11 illustrates clear separation of phases and practically quantitative interaction-binding of ferric fiber with fatty acid. The ferric fiber broke the emulsion, bound virtually all fatty acid present in the system/ separated, and floated on the top Interaction of Pectinaceous Dietary Fiber 45 Fig. 11. Interaction of pectinaceous fibers converted into different cationic forms with emulsion containing + 2 + 2+ oleic acid. H , Fe , Ca homogeneous dispersion - emulsion + with no visible phase separation, F e ^ clear separation 3+ heteroof fiber - oleic acid complex and aqueous phase, A l geneous dispersion, partial separation of phases.
All rights of reproduction in any form reserved. ISBN 0-12-370950-1 Shiro Saka et al. 16 SECONDARY WALL PRIMARY WALL Figure 1. tracheid. The gross structure of a typical softwood secondary (S) wall layers. The Ρ layer is formed during the surface growth of the cell wall while the S layer is formed during thickening of the cell w a l l . This layer is composed of three sublayers termed the S^, S2 and S3, based on differences in microfibril orientation. Figure 2 is a transmission electron micrograph of a cross section of Douglas-fir (Pseudotsuga menziesii) springwood tracheid walls.

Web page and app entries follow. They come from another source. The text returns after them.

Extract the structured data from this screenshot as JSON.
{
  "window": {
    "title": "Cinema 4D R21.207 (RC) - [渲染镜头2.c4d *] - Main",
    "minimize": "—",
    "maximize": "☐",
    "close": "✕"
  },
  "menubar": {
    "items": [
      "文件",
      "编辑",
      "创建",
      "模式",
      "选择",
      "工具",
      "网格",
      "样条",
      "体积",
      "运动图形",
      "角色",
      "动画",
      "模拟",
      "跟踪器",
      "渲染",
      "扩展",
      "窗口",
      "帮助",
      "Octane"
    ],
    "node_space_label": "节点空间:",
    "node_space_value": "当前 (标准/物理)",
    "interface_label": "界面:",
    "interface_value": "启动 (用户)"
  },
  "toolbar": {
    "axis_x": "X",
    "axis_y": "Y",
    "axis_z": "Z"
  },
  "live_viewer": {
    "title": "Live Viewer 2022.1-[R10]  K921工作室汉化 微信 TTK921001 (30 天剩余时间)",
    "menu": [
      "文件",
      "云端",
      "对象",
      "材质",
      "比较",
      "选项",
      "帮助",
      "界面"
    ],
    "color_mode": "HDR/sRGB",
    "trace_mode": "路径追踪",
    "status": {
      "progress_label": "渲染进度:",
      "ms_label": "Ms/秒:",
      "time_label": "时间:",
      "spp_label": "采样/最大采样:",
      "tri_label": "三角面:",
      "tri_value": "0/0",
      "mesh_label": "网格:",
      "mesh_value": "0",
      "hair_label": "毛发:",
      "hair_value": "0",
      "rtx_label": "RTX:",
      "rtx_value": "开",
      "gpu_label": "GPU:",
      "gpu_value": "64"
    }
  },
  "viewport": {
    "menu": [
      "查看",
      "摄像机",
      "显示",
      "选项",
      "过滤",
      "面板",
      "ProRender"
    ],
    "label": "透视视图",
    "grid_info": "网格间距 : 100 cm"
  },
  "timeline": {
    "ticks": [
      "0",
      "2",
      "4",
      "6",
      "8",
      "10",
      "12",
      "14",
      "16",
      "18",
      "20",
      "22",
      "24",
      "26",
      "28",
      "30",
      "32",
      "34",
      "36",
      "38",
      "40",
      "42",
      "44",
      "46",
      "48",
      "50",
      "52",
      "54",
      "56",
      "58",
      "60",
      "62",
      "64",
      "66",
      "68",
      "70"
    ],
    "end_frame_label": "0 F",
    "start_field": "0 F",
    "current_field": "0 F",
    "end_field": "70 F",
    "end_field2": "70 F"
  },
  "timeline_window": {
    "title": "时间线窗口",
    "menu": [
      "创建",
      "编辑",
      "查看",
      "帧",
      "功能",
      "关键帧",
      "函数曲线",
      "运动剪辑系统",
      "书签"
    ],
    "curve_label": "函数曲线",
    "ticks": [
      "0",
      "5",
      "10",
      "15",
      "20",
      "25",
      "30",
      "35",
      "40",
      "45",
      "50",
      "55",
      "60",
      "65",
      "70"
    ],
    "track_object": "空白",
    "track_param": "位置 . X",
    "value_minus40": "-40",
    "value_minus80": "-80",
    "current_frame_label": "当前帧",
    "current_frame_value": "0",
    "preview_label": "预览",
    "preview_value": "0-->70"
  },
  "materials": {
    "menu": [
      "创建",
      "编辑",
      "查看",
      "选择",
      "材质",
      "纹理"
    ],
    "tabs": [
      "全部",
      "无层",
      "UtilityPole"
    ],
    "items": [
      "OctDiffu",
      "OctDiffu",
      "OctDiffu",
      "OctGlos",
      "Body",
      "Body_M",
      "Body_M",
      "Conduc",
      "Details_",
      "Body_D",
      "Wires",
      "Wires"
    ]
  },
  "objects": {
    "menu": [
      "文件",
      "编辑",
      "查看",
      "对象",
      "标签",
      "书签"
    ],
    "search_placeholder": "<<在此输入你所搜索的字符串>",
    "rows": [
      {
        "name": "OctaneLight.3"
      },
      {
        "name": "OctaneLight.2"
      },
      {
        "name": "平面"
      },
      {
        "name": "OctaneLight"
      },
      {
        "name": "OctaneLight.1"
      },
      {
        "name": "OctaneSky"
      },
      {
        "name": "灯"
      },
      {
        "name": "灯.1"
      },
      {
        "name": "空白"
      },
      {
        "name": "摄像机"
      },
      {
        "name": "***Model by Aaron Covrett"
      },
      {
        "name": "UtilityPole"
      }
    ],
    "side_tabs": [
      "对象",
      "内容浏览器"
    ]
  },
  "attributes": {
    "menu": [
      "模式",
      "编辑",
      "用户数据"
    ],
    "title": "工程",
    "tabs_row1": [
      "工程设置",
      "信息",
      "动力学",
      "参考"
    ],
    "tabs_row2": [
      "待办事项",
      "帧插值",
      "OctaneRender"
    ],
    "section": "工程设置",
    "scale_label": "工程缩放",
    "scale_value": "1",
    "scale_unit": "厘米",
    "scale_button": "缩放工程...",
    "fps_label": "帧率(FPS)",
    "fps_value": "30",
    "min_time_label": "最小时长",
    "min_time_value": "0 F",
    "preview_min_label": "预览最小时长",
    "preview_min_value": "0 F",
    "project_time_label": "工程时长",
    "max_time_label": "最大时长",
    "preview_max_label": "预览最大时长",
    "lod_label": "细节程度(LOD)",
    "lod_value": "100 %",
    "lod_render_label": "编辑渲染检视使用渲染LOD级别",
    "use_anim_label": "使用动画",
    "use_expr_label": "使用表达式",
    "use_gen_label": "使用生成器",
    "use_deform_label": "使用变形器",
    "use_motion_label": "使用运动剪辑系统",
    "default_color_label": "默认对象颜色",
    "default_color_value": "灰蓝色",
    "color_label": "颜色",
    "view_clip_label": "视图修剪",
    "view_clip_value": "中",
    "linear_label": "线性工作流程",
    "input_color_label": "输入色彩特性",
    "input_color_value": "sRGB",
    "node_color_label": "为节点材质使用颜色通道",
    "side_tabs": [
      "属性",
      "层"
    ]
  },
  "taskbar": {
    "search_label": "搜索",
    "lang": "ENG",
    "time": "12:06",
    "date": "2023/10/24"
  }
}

Dietary fibers: chemistry and nutrition by G E Inglett; S Ingemar Falkehag; American Chemical Society